▶ [SOURCE MATERIAL]:
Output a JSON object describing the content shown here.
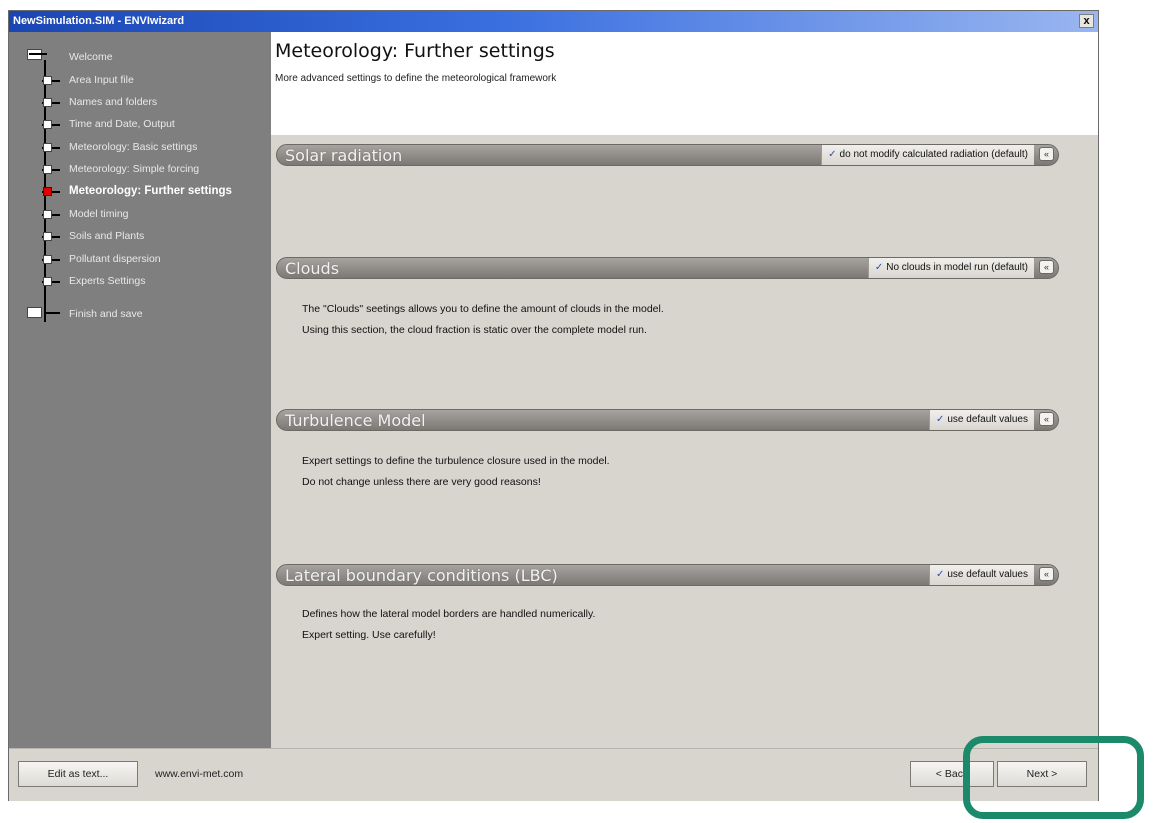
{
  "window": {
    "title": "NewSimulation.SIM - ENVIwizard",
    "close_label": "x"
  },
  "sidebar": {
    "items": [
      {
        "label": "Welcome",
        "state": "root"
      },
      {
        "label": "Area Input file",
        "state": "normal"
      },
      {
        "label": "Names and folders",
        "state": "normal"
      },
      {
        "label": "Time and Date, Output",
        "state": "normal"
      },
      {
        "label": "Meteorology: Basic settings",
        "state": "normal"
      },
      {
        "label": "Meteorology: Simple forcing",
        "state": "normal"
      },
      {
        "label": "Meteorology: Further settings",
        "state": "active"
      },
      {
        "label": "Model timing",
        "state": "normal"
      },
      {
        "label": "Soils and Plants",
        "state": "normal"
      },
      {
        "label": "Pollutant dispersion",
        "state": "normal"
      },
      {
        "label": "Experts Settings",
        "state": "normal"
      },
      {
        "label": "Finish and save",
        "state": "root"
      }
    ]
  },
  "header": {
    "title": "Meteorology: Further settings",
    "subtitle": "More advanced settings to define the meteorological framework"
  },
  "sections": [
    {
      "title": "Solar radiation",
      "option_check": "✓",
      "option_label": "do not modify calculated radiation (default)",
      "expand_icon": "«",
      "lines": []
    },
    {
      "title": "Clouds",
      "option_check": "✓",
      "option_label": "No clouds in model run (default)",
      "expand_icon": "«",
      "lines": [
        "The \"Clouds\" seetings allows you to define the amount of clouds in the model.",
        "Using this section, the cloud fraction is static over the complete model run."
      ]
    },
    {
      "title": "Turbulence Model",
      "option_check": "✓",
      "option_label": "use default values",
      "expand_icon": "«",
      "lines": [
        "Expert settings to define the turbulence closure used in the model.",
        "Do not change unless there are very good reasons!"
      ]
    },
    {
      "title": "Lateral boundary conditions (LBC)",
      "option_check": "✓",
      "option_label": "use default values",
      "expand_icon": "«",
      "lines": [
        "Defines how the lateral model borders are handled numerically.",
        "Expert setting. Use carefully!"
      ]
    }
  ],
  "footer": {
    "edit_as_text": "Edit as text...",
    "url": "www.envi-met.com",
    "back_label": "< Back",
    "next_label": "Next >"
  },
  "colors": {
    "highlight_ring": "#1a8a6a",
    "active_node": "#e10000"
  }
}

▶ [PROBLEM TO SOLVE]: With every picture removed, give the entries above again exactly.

▶ [EXPECTED ANSWER]:
Output a JSON object describing the content shown here.
{
  "window": {
    "title": "NewSimulation.SIM - ENVIwizard",
    "close_label": "x"
  },
  "sidebar": {
    "items": [
      {
        "label": "Welcome",
        "state": "root"
      },
      {
        "label": "Area Input file",
        "state": "normal"
      },
      {
        "label": "Names and folders",
        "state": "normal"
      },
      {
        "label": "Time and Date, Output",
        "state": "normal"
      },
      {
        "label": "Meteorology: Basic settings",
        "state": "normal"
      },
      {
        "label": "Meteorology: Simple forcing",
        "state": "normal"
      },
      {
        "label": "Meteorology: Further settings",
        "state": "active"
      },
      {
        "label": "Model timing",
        "state": "normal"
      },
      {
        "label": "Soils and Plants",
        "state": "normal"
      },
      {
        "label": "Pollutant dispersion",
        "state": "normal"
      },
      {
        "label": "Experts Settings",
        "state": "normal"
      },
      {
        "label": "Finish and save",
        "state": "root"
      }
    ]
  },
  "header": {
    "title": "Meteorology: Further settings",
    "subtitle": "More advanced settings to define the meteorological framework"
  },
  "sections": [
    {
      "title": "Solar radiation",
      "option_check": "✓",
      "option_label": "do not modify calculated radiation (default)",
      "expand_icon": "«",
      "lines": []
    },
    {
      "title": "Clouds",
      "option_check": "✓",
      "option_label": "No clouds in model run (default)",
      "expand_icon": "«",
      "lines": [
        "The \"Clouds\" seetings allows you to define the amount of clouds in the model.",
        "Using this section, the cloud fraction is static over the complete model run."
      ]
    },
    {
      "title": "Turbulence Model",
      "option_check": "✓",
      "option_label": "use default values",
      "expand_icon": "«",
      "lines": [
        "Expert settings to define the turbulence closure used in the model.",
        "Do not change unless there are very good reasons!"
      ]
    },
    {
      "title": "Lateral boundary conditions (LBC)",
      "option_check": "✓",
      "option_label": "use default values",
      "expand_icon": "«",
      "lines": [
        "Defines how the lateral model borders are handled numerically.",
        "Expert setting. Use carefully!"
      ]
    }
  ],
  "footer": {
    "edit_as_text": "Edit as text...",
    "url": "www.envi-met.com",
    "back_label": "< Back",
    "next_label": "Next >"
  },
  "colors": {
    "highlight_ring": "#1a8a6a",
    "active_node": "#e10000"
  }
}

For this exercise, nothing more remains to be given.